What to work on. If a line in the entries below includes "JSON", pick it out and copy it.

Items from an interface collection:
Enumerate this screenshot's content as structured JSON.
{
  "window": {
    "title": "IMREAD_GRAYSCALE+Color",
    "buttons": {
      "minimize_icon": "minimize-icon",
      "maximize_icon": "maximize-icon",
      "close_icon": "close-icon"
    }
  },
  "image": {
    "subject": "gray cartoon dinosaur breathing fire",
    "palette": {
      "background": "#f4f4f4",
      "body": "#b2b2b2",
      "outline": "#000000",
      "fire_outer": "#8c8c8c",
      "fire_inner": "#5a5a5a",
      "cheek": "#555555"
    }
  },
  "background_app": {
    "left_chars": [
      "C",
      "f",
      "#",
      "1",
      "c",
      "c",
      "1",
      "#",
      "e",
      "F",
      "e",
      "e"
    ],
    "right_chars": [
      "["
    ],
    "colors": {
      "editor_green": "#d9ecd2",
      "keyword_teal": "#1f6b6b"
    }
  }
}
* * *
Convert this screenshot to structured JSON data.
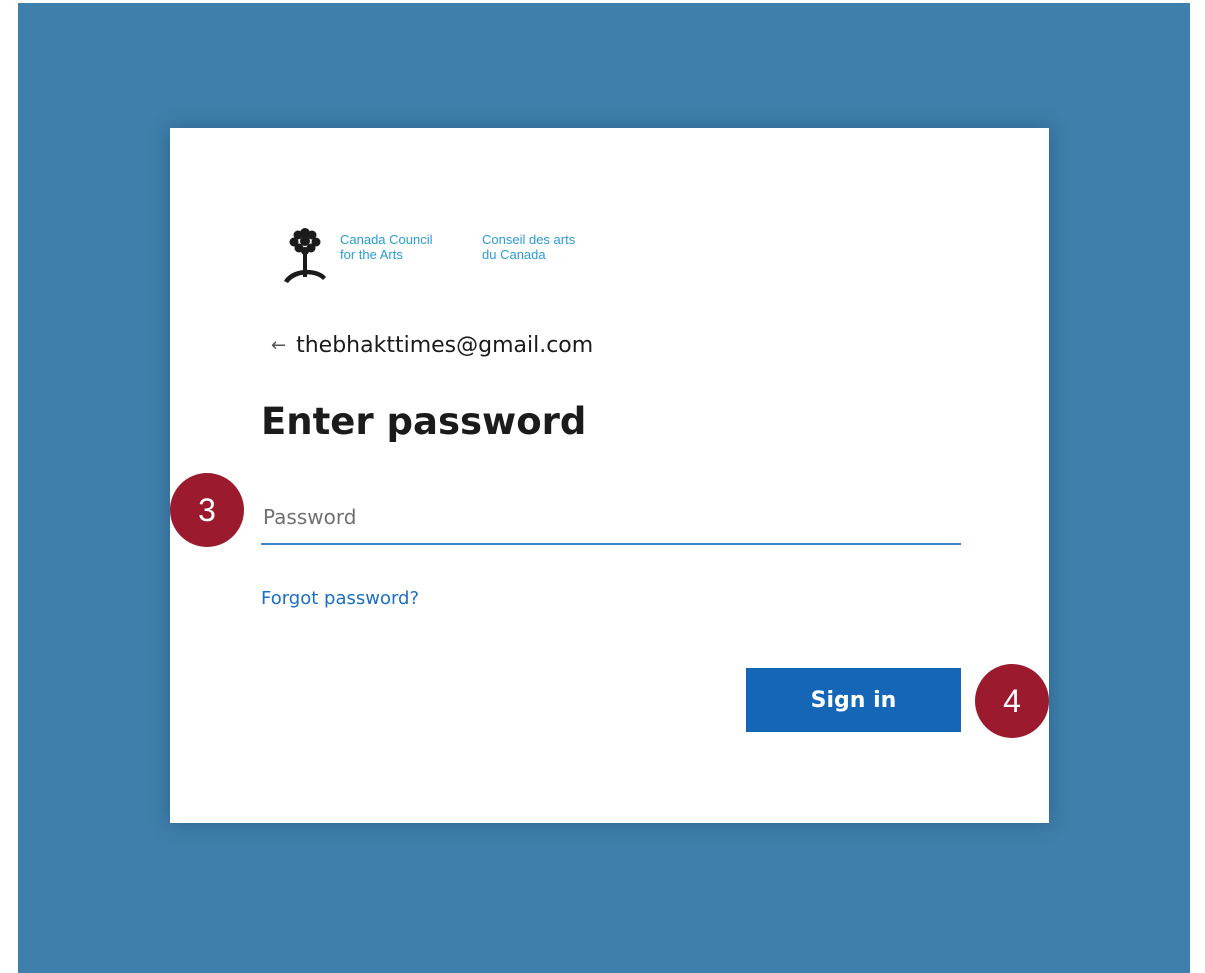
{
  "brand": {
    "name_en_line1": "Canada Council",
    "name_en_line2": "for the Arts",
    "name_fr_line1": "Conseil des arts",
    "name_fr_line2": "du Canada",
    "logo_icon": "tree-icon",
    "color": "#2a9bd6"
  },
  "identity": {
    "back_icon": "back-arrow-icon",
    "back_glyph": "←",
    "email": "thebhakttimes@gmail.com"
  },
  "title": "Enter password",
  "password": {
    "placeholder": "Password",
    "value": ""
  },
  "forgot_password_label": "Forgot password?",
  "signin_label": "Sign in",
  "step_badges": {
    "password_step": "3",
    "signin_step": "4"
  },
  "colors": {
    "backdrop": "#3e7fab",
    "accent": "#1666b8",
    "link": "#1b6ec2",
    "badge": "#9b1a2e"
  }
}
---
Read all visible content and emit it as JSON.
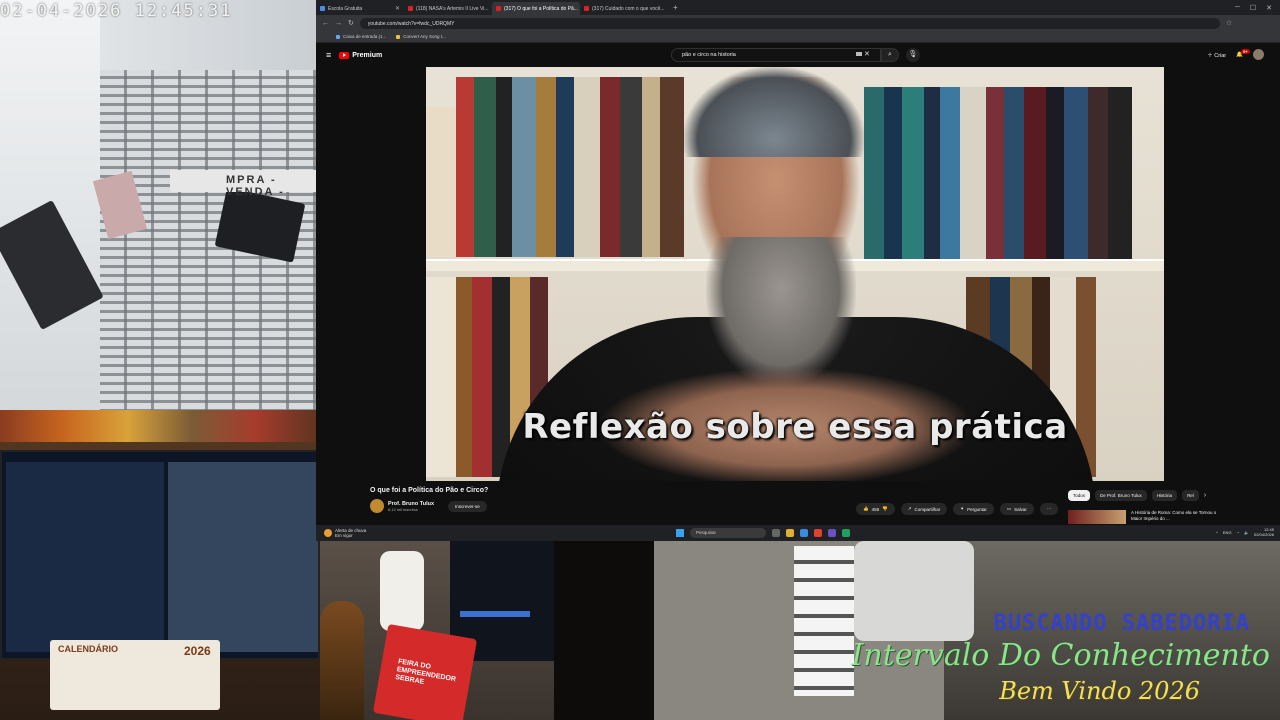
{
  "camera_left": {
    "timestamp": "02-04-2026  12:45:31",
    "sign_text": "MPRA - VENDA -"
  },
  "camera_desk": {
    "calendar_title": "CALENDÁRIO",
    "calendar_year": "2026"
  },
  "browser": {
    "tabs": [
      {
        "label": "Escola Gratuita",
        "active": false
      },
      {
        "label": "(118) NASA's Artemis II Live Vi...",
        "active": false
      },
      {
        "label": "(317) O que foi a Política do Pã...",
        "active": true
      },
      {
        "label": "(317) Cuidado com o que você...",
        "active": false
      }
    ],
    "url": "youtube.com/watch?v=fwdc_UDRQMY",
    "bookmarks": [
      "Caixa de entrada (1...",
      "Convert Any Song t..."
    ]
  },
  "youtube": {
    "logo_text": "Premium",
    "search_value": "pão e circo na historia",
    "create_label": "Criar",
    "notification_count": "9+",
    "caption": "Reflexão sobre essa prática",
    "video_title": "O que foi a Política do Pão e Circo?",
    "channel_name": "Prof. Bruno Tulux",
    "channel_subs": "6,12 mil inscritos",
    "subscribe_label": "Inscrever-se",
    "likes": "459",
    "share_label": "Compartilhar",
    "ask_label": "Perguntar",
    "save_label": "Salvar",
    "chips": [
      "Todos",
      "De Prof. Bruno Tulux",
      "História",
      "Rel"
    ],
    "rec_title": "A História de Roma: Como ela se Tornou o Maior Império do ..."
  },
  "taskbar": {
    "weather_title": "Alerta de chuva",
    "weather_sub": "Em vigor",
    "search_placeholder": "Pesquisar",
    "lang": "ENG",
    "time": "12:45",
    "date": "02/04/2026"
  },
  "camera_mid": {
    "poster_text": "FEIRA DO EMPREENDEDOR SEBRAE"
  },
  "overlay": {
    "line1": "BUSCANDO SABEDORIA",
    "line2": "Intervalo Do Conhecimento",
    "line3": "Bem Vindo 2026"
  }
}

Solution to the exercise.
Enumerate this screenshot's content as structured JSON.
Convert this screenshot to structured JSON data.
Read all visible content and emit it as JSON.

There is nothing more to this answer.